[Interface dataset entries]
Content starts

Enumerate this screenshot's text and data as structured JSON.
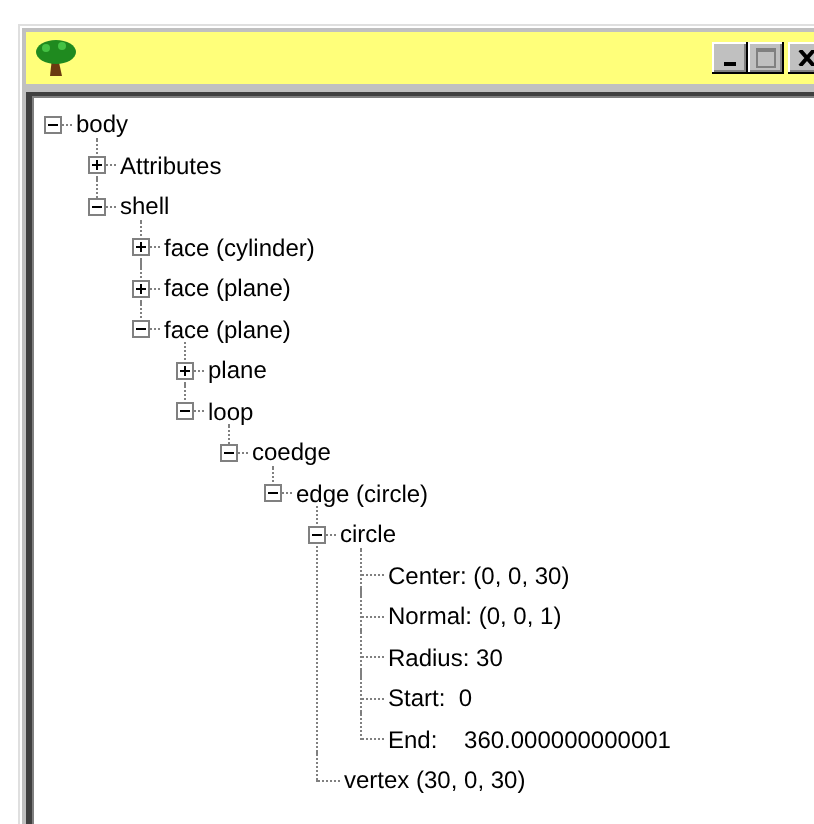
{
  "tree": [
    {
      "label": "body",
      "expanded": true,
      "children": [
        {
          "label": "Attributes",
          "expanded": false
        },
        {
          "label": "shell",
          "expanded": true,
          "children": [
            {
              "label": "face (cylinder)",
              "expanded": false
            },
            {
              "label": "face (plane)",
              "expanded": false
            },
            {
              "label": "face (plane)",
              "expanded": true,
              "children": [
                {
                  "label": "plane",
                  "expanded": false
                },
                {
                  "label": "loop",
                  "expanded": true,
                  "children": [
                    {
                      "label": "coedge",
                      "expanded": true,
                      "children": [
                        {
                          "label": "edge (circle)",
                          "expanded": true,
                          "children": [
                            {
                              "label": "circle",
                              "expanded": true,
                              "children": [
                                {
                                  "label": "Center: (0, 0, 30)"
                                },
                                {
                                  "label": "Normal: (0, 0, 1)"
                                },
                                {
                                  "label": "Radius: 30"
                                },
                                {
                                  "label": "Start:  0"
                                },
                                {
                                  "label": "End:    360.000000000001"
                                }
                              ]
                            },
                            {
                              "label": "vertex (30, 0, 30)"
                            }
                          ]
                        }
                      ]
                    }
                  ]
                }
              ]
            }
          ]
        }
      ]
    }
  ]
}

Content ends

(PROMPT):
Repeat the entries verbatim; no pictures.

(RESPONSE TO THIS EXERCISE):
Enumerate this screenshot's text and data as structured JSON.
{
  "tree": [
    {
      "label": "body",
      "expanded": true,
      "children": [
        {
          "label": "Attributes",
          "expanded": false
        },
        {
          "label": "shell",
          "expanded": true,
          "children": [
            {
              "label": "face (cylinder)",
              "expanded": false
            },
            {
              "label": "face (plane)",
              "expanded": false
            },
            {
              "label": "face (plane)",
              "expanded": true,
              "children": [
                {
                  "label": "plane",
                  "expanded": false
                },
                {
                  "label": "loop",
                  "expanded": true,
                  "children": [
                    {
                      "label": "coedge",
                      "expanded": true,
                      "children": [
                        {
                          "label": "edge (circle)",
                          "expanded": true,
                          "children": [
                            {
                              "label": "circle",
                              "expanded": true,
                              "children": [
                                {
                                  "label": "Center: (0, 0, 30)"
                                },
                                {
                                  "label": "Normal: (0, 0, 1)"
                                },
                                {
                                  "label": "Radius: 30"
                                },
                                {
                                  "label": "Start:  0"
                                },
                                {
                                  "label": "End:    360.000000000001"
                                }
                              ]
                            },
                            {
                              "label": "vertex (30, 0, 30)"
                            }
                          ]
                        }
                      ]
                    }
                  ]
                }
              ]
            }
          ]
        }
      ]
    }
  ]
}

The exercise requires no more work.